2x8GB here but think 4x16 would not change ram reliability
(1). I have no evidence that there was anything wrong with the two sets of Corsair RAM that had to be returned other than the fact they would not work with the Asus ROG Crosshair VII (Wifi) Motherboard and the Ryzen 2700x processor that I have.
(2). The two sets of Corsair RAM kit that had to be returned may actually be o.k. and work fine on an Intel motherboard.
(3). I have been told that having to order multiple kits before I get one where each stick in the kit work with Ryzen 2700X and AMD X470 Chipset is not that unusual.
(4). Driving 4x16GB is much more load to drive than 2x8GB, Reliability in terms of passing Memtest86 will depend on how much current is drawn which results in electrical noise which results in increased likelihood of memory test failure.
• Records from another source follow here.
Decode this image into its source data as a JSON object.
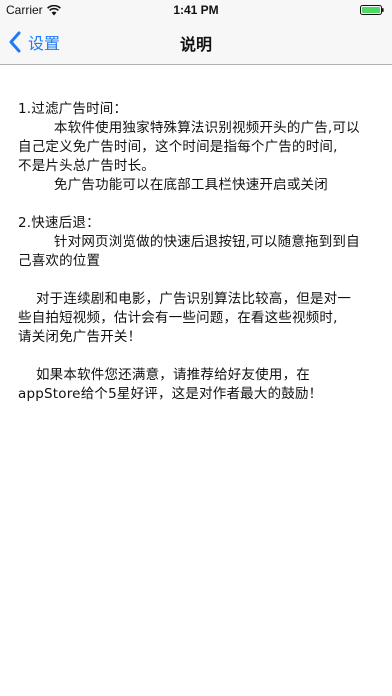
{
  "status_bar": {
    "carrier": "Carrier",
    "time": "1:41 PM",
    "wifi_icon": "wifi-icon",
    "battery_icon": "battery-icon"
  },
  "nav": {
    "back_label": "设置",
    "back_icon": "chevron-left-icon",
    "title": "说明",
    "accent_color": "#1f7af6"
  },
  "sections": [
    {
      "lines": [
        "1.过滤广告时间：",
        "        本软件使用独家特殊算法识别视频开头的广告,可以",
        "自己定义免广告时间，这个时间是指每个广告的时间,",
        "不是片头总广告时长。",
        "        免广告功能可以在底部工具栏快速开启或关闭"
      ]
    },
    {
      "lines": [
        "2.快速后退：",
        "        针对网页浏览做的快速后退按钮,可以随意拖到到自",
        "己喜欢的位置"
      ]
    },
    {
      "lines": [
        "    对于连续剧和电影，广告识别算法比较高，但是对一",
        "些自拍短视频，估计会有一些问题，在看这些视频时,",
        "请关闭免广告开关！"
      ]
    },
    {
      "lines": [
        "    如果本软件您还满意，请推荐给好友使用，在",
        "appStore给个5星好评，这是对作者最大的鼓励！"
      ]
    }
  ]
}
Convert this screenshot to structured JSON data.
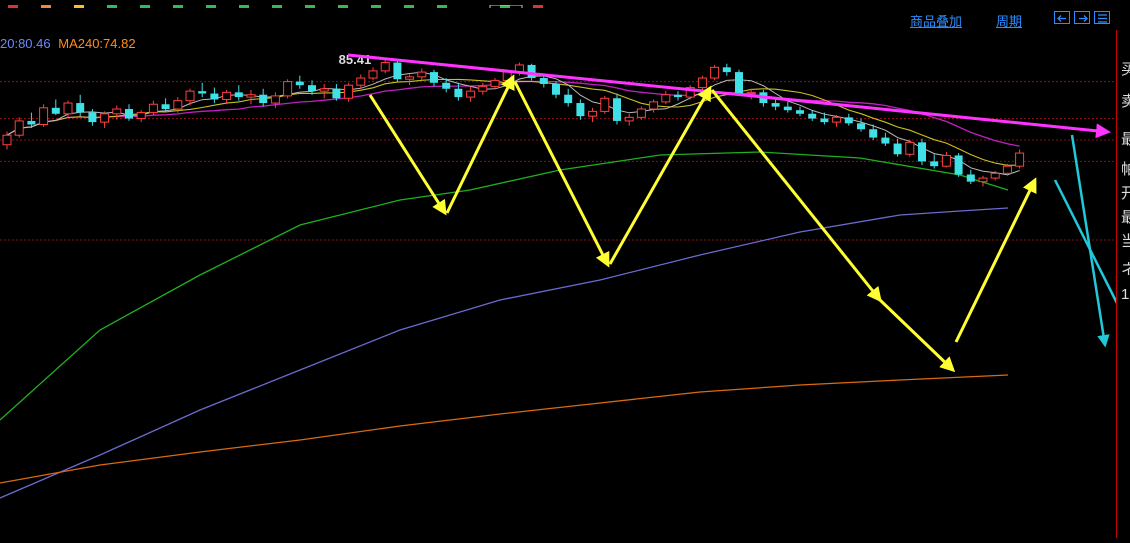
{
  "toolbar": {
    "overlay_label": "商品叠加",
    "period_label": "周期"
  },
  "legend": {
    "items": [
      {
        "text": "20:80.46",
        "color": "#6a88ff"
      },
      {
        "text": "MA240:74.82",
        "color": "#ff8c1a"
      }
    ]
  },
  "right_panel": {
    "labels": [
      "买",
      "卖",
      "最",
      "帕",
      "开",
      "最",
      "当",
      "ネ",
      "1"
    ]
  },
  "chart_data": {
    "type": "candlestick",
    "title": "",
    "xlabel": "",
    "ylabel": "",
    "y_range": [
      68,
      88
    ],
    "grid": "horizontal dotted red",
    "annotations": [
      {
        "type": "price_label",
        "text": "85.41",
        "value": 85.41
      }
    ],
    "ma_legend": [
      "20:80.46",
      "MA240:74.82"
    ],
    "ohlc": [
      [
        78.2,
        79.3,
        77.8,
        79.0
      ],
      [
        79.0,
        80.5,
        78.8,
        80.2
      ],
      [
        80.2,
        80.9,
        79.6,
        79.9
      ],
      [
        79.9,
        81.6,
        79.7,
        81.3
      ],
      [
        81.3,
        82.0,
        80.7,
        80.8
      ],
      [
        80.8,
        81.9,
        80.5,
        81.7
      ],
      [
        81.7,
        82.4,
        80.6,
        80.9
      ],
      [
        80.9,
        81.2,
        79.8,
        80.1
      ],
      [
        80.1,
        81.0,
        79.6,
        80.8
      ],
      [
        80.8,
        81.5,
        80.3,
        81.2
      ],
      [
        81.2,
        81.6,
        80.2,
        80.4
      ],
      [
        80.4,
        81.1,
        80.1,
        80.9
      ],
      [
        80.9,
        81.9,
        80.7,
        81.6
      ],
      [
        81.6,
        82.1,
        81.0,
        81.2
      ],
      [
        81.2,
        82.2,
        80.9,
        81.9
      ],
      [
        81.9,
        82.9,
        81.5,
        82.7
      ],
      [
        82.7,
        83.4,
        82.2,
        82.5
      ],
      [
        82.5,
        83.0,
        81.7,
        82.0
      ],
      [
        82.0,
        82.8,
        81.6,
        82.6
      ],
      [
        82.6,
        83.2,
        81.9,
        82.2
      ],
      [
        82.2,
        82.8,
        81.6,
        82.4
      ],
      [
        82.4,
        82.9,
        81.4,
        81.7
      ],
      [
        81.7,
        82.6,
        81.3,
        82.3
      ],
      [
        82.3,
        83.7,
        82.1,
        83.5
      ],
      [
        83.5,
        84.0,
        82.9,
        83.2
      ],
      [
        83.2,
        83.6,
        82.4,
        82.7
      ],
      [
        82.7,
        83.3,
        82.1,
        82.9
      ],
      [
        82.9,
        83.3,
        81.9,
        82.1
      ],
      [
        82.1,
        83.4,
        81.8,
        83.2
      ],
      [
        83.2,
        84.1,
        82.9,
        83.8
      ],
      [
        83.8,
        84.7,
        83.6,
        84.4
      ],
      [
        84.4,
        85.41,
        84.2,
        85.1
      ],
      [
        85.1,
        85.3,
        83.5,
        83.7
      ],
      [
        83.7,
        84.1,
        83.2,
        83.9
      ],
      [
        83.9,
        84.6,
        83.6,
        84.3
      ],
      [
        84.3,
        84.5,
        83.1,
        83.4
      ],
      [
        83.4,
        83.8,
        82.6,
        82.9
      ],
      [
        82.9,
        83.4,
        81.9,
        82.2
      ],
      [
        82.2,
        83.1,
        81.8,
        82.7
      ],
      [
        82.7,
        83.4,
        82.4,
        83.1
      ],
      [
        83.1,
        83.8,
        82.9,
        83.6
      ],
      [
        83.6,
        84.5,
        83.4,
        84.3
      ],
      [
        84.3,
        85.1,
        84.0,
        84.9
      ],
      [
        84.9,
        85.0,
        83.6,
        83.8
      ],
      [
        83.8,
        84.1,
        83.0,
        83.3
      ],
      [
        83.3,
        83.5,
        82.1,
        82.4
      ],
      [
        82.4,
        82.9,
        81.4,
        81.7
      ],
      [
        81.7,
        82.0,
        80.3,
        80.6
      ],
      [
        80.6,
        81.3,
        80.1,
        81.0
      ],
      [
        81.0,
        82.3,
        80.8,
        82.1
      ],
      [
        82.1,
        82.5,
        79.9,
        80.2
      ],
      [
        80.2,
        80.8,
        79.8,
        80.5
      ],
      [
        80.5,
        81.4,
        80.3,
        81.2
      ],
      [
        81.2,
        82.0,
        80.9,
        81.8
      ],
      [
        81.8,
        82.7,
        81.6,
        82.4
      ],
      [
        82.4,
        82.7,
        81.9,
        82.2
      ],
      [
        82.2,
        83.2,
        82.0,
        83.0
      ],
      [
        83.0,
        84.0,
        82.8,
        83.8
      ],
      [
        83.8,
        84.9,
        83.6,
        84.7
      ],
      [
        84.7,
        85.0,
        84.0,
        84.3
      ],
      [
        84.3,
        84.5,
        82.3,
        82.5
      ],
      [
        82.5,
        82.9,
        82.0,
        82.6
      ],
      [
        82.6,
        82.8,
        81.4,
        81.7
      ],
      [
        81.7,
        82.1,
        81.1,
        81.4
      ],
      [
        81.4,
        81.8,
        80.9,
        81.1
      ],
      [
        81.1,
        81.4,
        80.6,
        80.8
      ],
      [
        80.8,
        81.1,
        80.2,
        80.4
      ],
      [
        80.4,
        80.9,
        79.9,
        80.1
      ],
      [
        80.1,
        80.7,
        79.7,
        80.5
      ],
      [
        80.5,
        80.8,
        79.8,
        80.0
      ],
      [
        80.0,
        80.4,
        79.3,
        79.5
      ],
      [
        79.5,
        79.9,
        78.6,
        78.8
      ],
      [
        78.8,
        79.2,
        78.1,
        78.3
      ],
      [
        78.3,
        78.7,
        77.2,
        77.4
      ],
      [
        77.4,
        78.6,
        77.2,
        78.4
      ],
      [
        78.4,
        78.7,
        76.5,
        76.8
      ],
      [
        76.8,
        77.4,
        76.2,
        76.4
      ],
      [
        76.4,
        77.6,
        76.3,
        77.3
      ],
      [
        77.3,
        77.5,
        75.5,
        75.7
      ],
      [
        75.7,
        76.1,
        74.9,
        75.1
      ],
      [
        75.1,
        75.6,
        74.7,
        75.4
      ],
      [
        75.4,
        76.0,
        75.2,
        75.8
      ],
      [
        75.8,
        76.6,
        75.6,
        76.4
      ],
      [
        76.4,
        77.8,
        76.2,
        77.5
      ]
    ]
  }
}
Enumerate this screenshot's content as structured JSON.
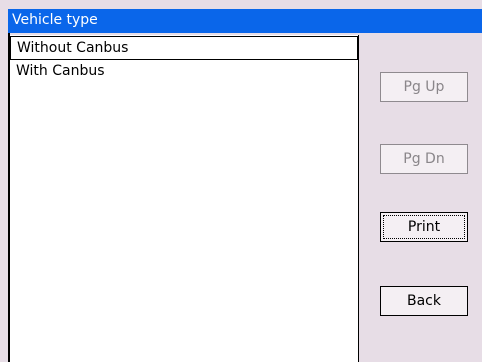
{
  "window": {
    "title": "Vehicle type"
  },
  "list": {
    "items": [
      {
        "label": "Without Canbus",
        "selected": true
      },
      {
        "label": "With Canbus",
        "selected": false
      }
    ]
  },
  "buttons": {
    "page_up": {
      "label": "Pg Up",
      "enabled": false
    },
    "page_down": {
      "label": "Pg Dn",
      "enabled": false
    },
    "print": {
      "label": "Print",
      "enabled": true,
      "focused": true
    },
    "back": {
      "label": "Back",
      "enabled": true
    }
  },
  "colors": {
    "title_bar": "#0a66ea",
    "background": "#e7dde6",
    "list_background": "#ffffff",
    "disabled_text": "#8a868a"
  }
}
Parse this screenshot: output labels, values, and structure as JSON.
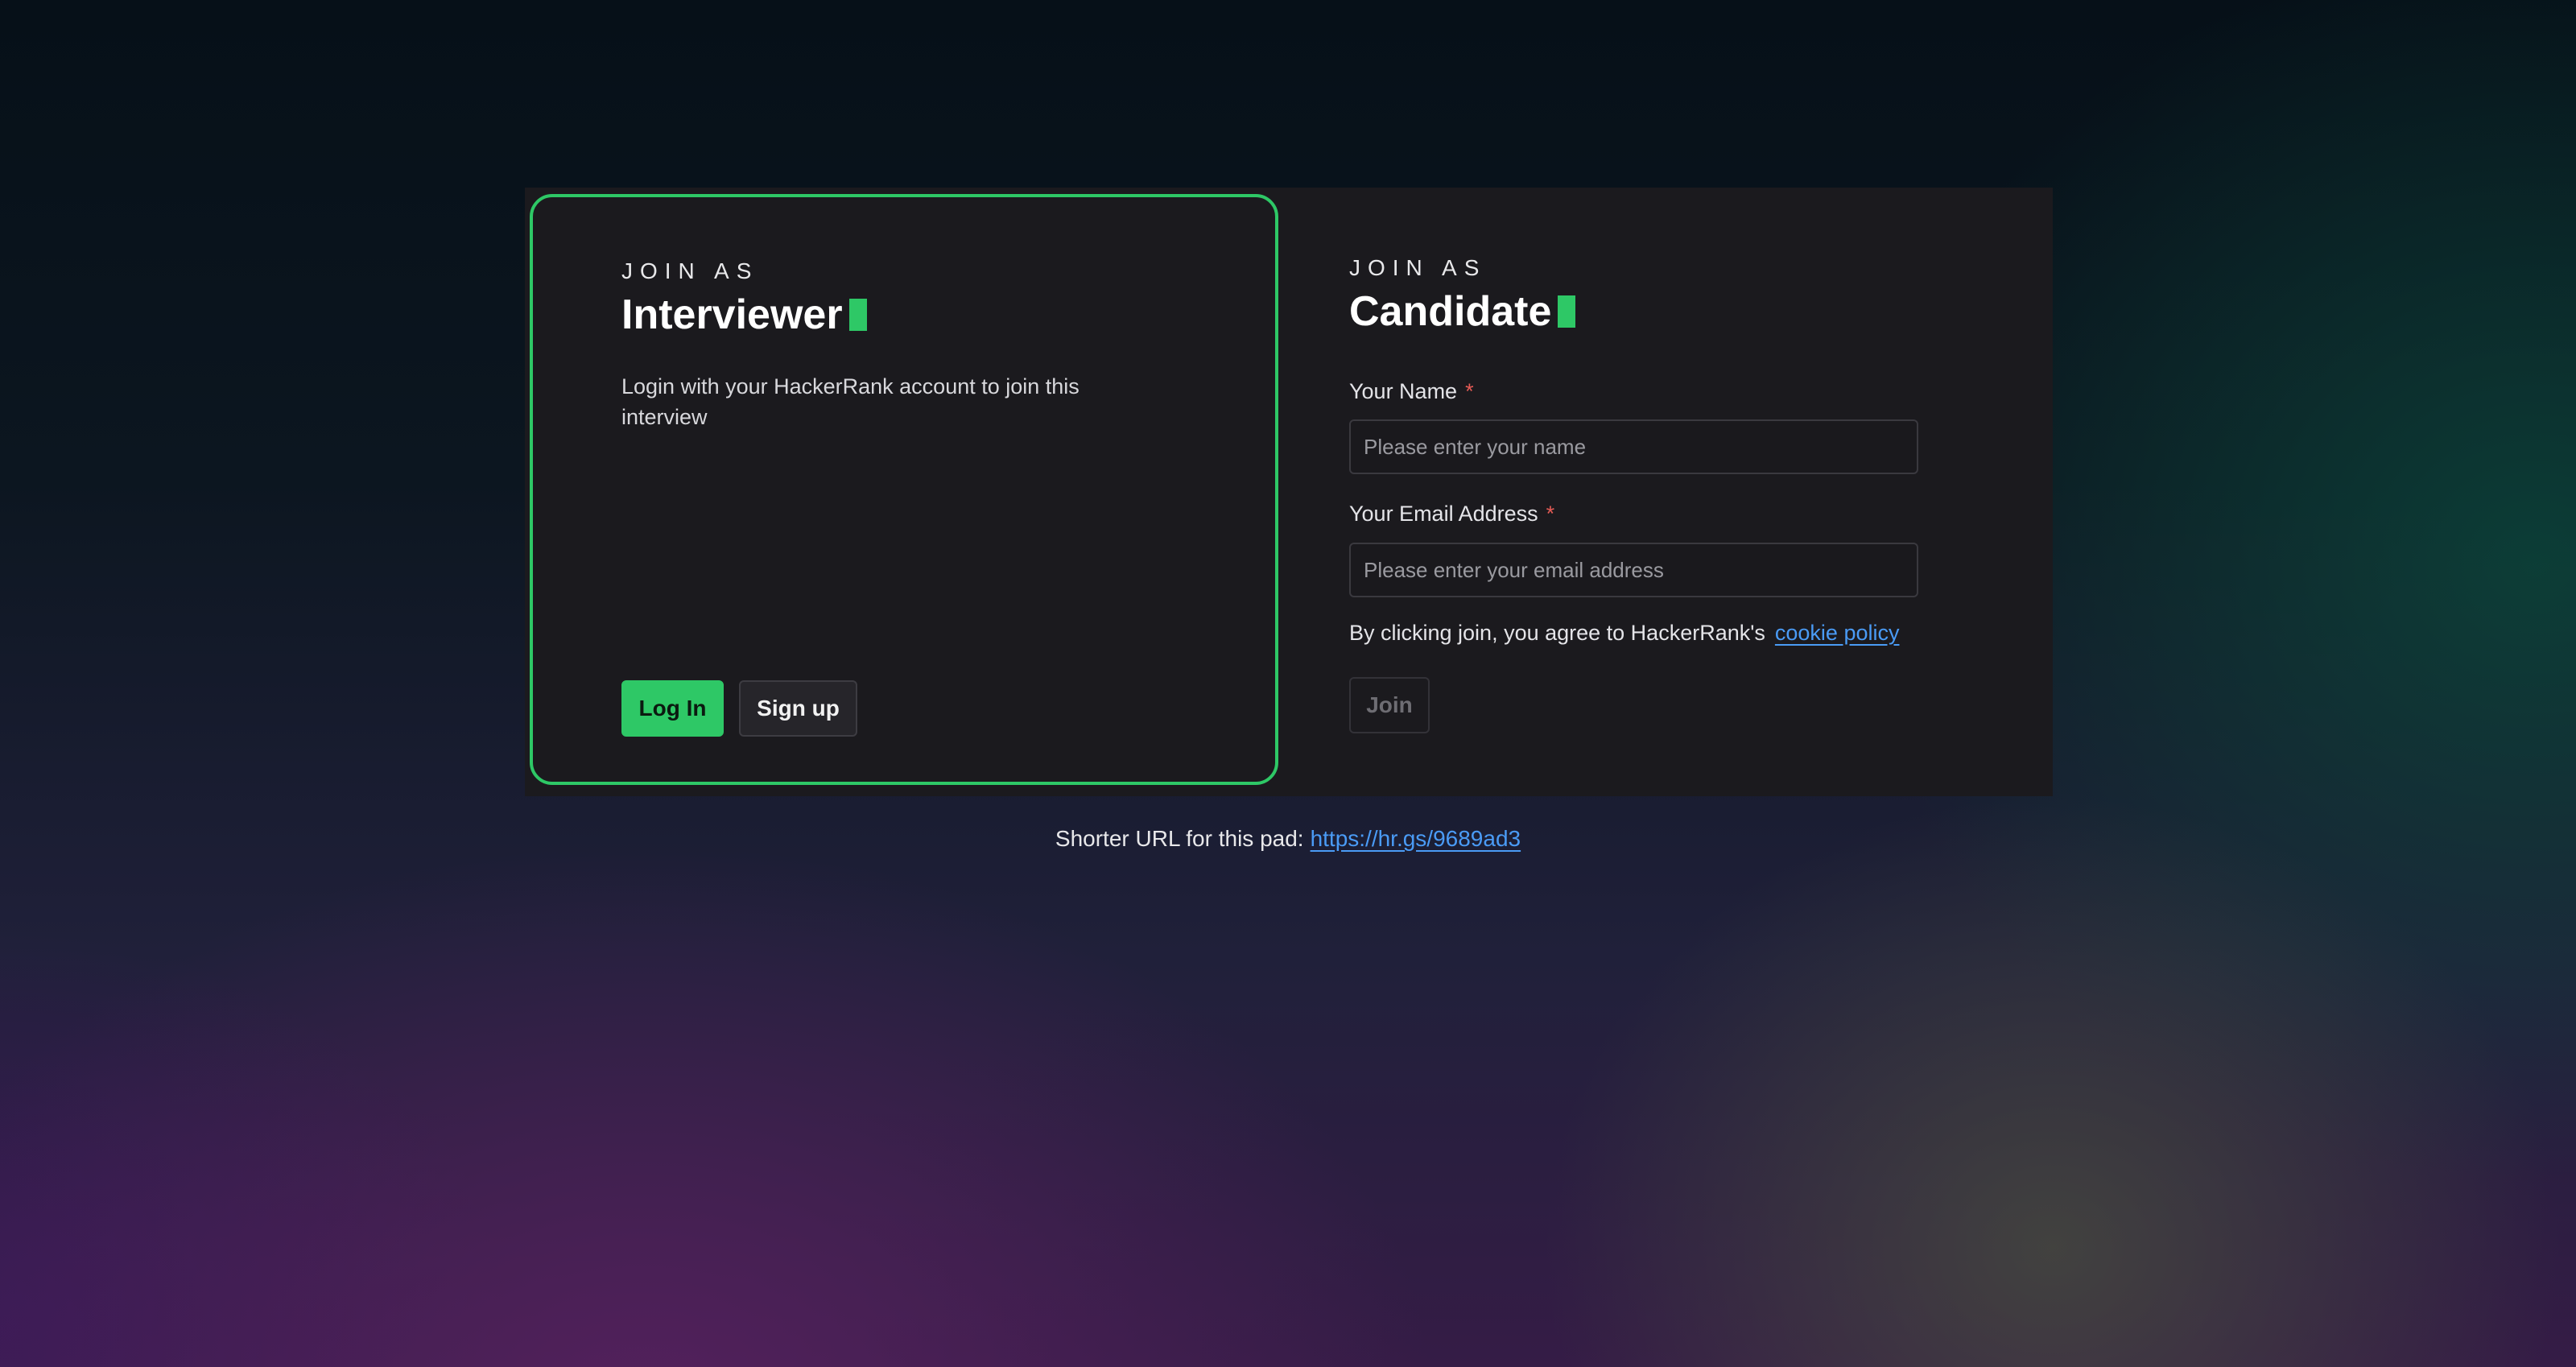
{
  "interviewer": {
    "eyebrow": "JOIN AS",
    "title": "Interviewer",
    "description": "Login with your HackerRank account to join this interview",
    "login_label": "Log In",
    "signup_label": "Sign up"
  },
  "candidate": {
    "eyebrow": "JOIN AS",
    "title": "Candidate",
    "name_label": "Your Name",
    "name_placeholder": "Please enter your name",
    "name_value": "",
    "email_label": "Your Email Address",
    "email_placeholder": "Please enter your email address",
    "email_value": "",
    "required_marker": "*",
    "agree_text": "By clicking join, you agree to HackerRank's",
    "cookie_link": "cookie policy",
    "join_label": "Join"
  },
  "footer": {
    "short_url_text": "Shorter URL for this pad:",
    "short_url_link": "https://hr.gs/9689ad3"
  },
  "colors": {
    "accent": "#2ec866",
    "link": "#4a9bf5",
    "required": "#e55b55",
    "panel": "#1b1a1e"
  },
  "icons": {
    "title_cursor": "terminal-block-cursor"
  }
}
AMD, RAM suppliers and Motherboard suppliers need to work together to make it easier for consumer to get these Ryzen based systems working.
RE: "what a wrestle"
That is an understatement.
I have built many Intel systems, and I have only once had RAM issues, on my first Haswell based build.1 4x8GB kit had to be replaced because of Memtest86 failure. The RMA replacement kit worked fine. XMP profiles worked fine in both kits and I had no problems with booting the PC if I tried to run the RAM at it's rated speed.
This is my first AMD Ryzen build and I picked the best spec components I could. find.
This is a very simple build with few components on the PC.
I am not keen to do another after this.
..and what u need 4x16GB ram for? I guess most of it will be "stuck n rust" hence never be utilized. I once had 24GB but never got over 16GB.
I have just been contacted by Corsair via support ticket update..
They are unable to do any failure analysis on the first two RMA'd RAM kits.
Therefore I do not know if the RAM was genuinely bad RAM when tested on an intel motherboard or if it simply would not work on the ASUS ROG Crosshair VII HERO (WI-FI) Motherboard I have.
ASUS ROG CROSSHAIR VII HERO (WI-FI) | ROG - Republic Of Gamers | ASUS USA
I have asked Corsair to make improvements to their Corsair Memory Selector as right now the AMD filter still allows selection of RAM which is not supported on AMD 400 series motherboards according to the Corsair Technical Specififcations.
I continue to test the latest Corsair KIt.
I will contact ASUS technical support next.
Started testing attempts to hit 3200 Mhz on the 32GB DRAM kit.
Looking at changing the following.
BCLK set to 100.
Memory Timing Parameters.
DRAM voltage increase from baseline 1.2 Volts.
Will update post with more results as soon as possible.
I set the following Ram Timings, Misc Items, Termination Block Ohms, CAD_BUS Block Ohms, and DRAM Voltage set to 1.35 volts, SOC voltage varied down from 1.2, 1.15, 1.10, 1.05, 1.0 and back up to 1.03125. I also looked at setting Termination Block Ohms and CAD_BUS Block Ohms to Alt1 values.
I discuss the results next.
Specification for Corsair Vengeance RGB PRO 3200 4x16GB Kit shows it was tested at 3200 MHz speed at 1.35 Volts.
Asus automatic overclocking in BIOS had kept DRAM voltage to 1.2 Volts at all Memtest86 passing frequencies up to and including 3150 MHz.
As noted earlier, Asus automatic overclocking in BIOS fails to boot with DRAM frequency target of 3200 MHz unless I increased the SOC voltage.
I note that even then, it still applied DRAM Voltage of 1.2 Volts, and the DRAM timings looked wrong. It failed MemTest86 with a large number of errors.
I decided to only test the DRAM at 3200 MHz using DRAM voltage at 1.35 Volts. That voltage is also suggested by the above DRAM Calculator for Ryzen.
I looked at effect on number of MemTest86 errors with variation of the SOC Voltage from 1.2 ->1.15 -> 1.10->1.05 -> 1.0 volts.
The number of Memtest86 errors (Failing Test 6 and Test 7) decreases as the SOC Voltage is decrease from 1.2 -> 1.05 volts.
Then the Number of errors increase again at 1.0 volts.
The minimum number of errors was found at 1.03125 Volts.